Cardiovascular Disease, Diabetes and Obesity
Cardiovascular disease, type 2 diabetes, and obesity all arise from an interplay of an individual’s genetic make-up with their behaviour and environment. The growing trend of urbanisation, changing diet and reducing physical activity, coupled with increasing life expectancy means that the impact of cardiovascular disease and diabetes is a growing concern, especially in parts of the world where health resources are scarce.
In addition, the combination of environmental factors, diminishing air quality, and increasing consumption of tobacco are adding to the burden of respiratory disease in parts of the world where public health knowledge and regulations may not be a priority.
The urban setting, where over 50% of the world now resides, often originates from spontaneous and unplanned growth. Planning for mobility, exercise, recreation, water and sanitation is often lacking and a contributing factor of ill health. The Centre for Global Health Research aims to inform and promote an urban environment more supportive of health and healthy behaviours.

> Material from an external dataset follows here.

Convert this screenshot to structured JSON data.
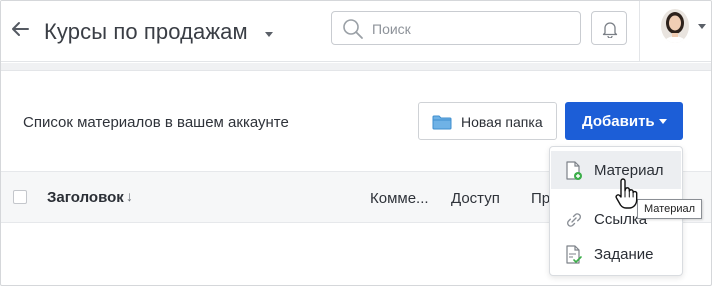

Around 75% of all deaths from NCDs, and 82% of ‘premature’ deaths (i.e. before the age of 70), occur in low and middle income countries.
The MRC Epidemiology Unit is a partner in the Wellcome Trust–Cambridge Centre for Global Health Research and is developing a portfolio of work aimed at contributing to the prevention and control of non-communicable disease in low and middle income countries through intervening on the underlying determinants of physical inactivity and unhealthy diets.
Our approach builds on techniques, methods and expertise developed across our research programmes and at the Centre for Diet and Activity Research (CEDAR). We have a number of international collaborations in low and middle income countries, including in sub-Saharan Africa, Latin America, the Caribbean, the Middle East, South and South East Asia, and China. In collaboration with partner institutions in these regions, we have four main goals:
Measuring behaviours. We will measure current levels and trends in physical activity and die using combinations of objective and subjective methods. We will estimate the contribution of these behaviours to NCD illness and mortality, including their contribution relative to smoking and excess alcohol consumption.
Investigating determinants. We will investigate the social, environmental, economic and other factors that influence diet and physical activity behaviours. This will be achieved through a combination of observational and intervention studies. The evaluation of ‘natural experiments’ will play an important role in identifying determinants of diet and physical activity and in evaluating the impact of policy measures.
Informing intervention. We will inform and evaluate interventions and policies designed to modify the determinants of diet and physical activity. We will use public health modelling to estimate the health impact and interaction of different interventions.
Building capacity. We will support researchers in low and middle income countries to undertake research and guide policy. We will establish a research capacity building network with collaborating institutions. A research capacity building network will be established between all collaborating institutions. Activities will include joint PhD supervision, post-doctoral training, provision of short courses, and staff and student exchanges.
The Wellcome Trust – MRC institute of Metabolic Science (IMS) brings together clinicians, laboratory and clinical scientists and epidemiologists to study the genetic, developmental and environmental factors that cause obesity, diabetes and related metabolic disorders. The outcomes from these studies are then used to develop strategies for the prevention of these diseases both clinically and in the general population.
Within the IMS, the MRC Epidemiology Unit has a number of international collaborations, conducts studies with global relevance and reach, and hosts and trains in researchers from around the world.
In addition The Cardiovascular Epidemiology Unit (CEU) is a multidisciplinary unit of over 60 staff and students that aims to advance understanding and prevention of cardiovascular disease through population health research.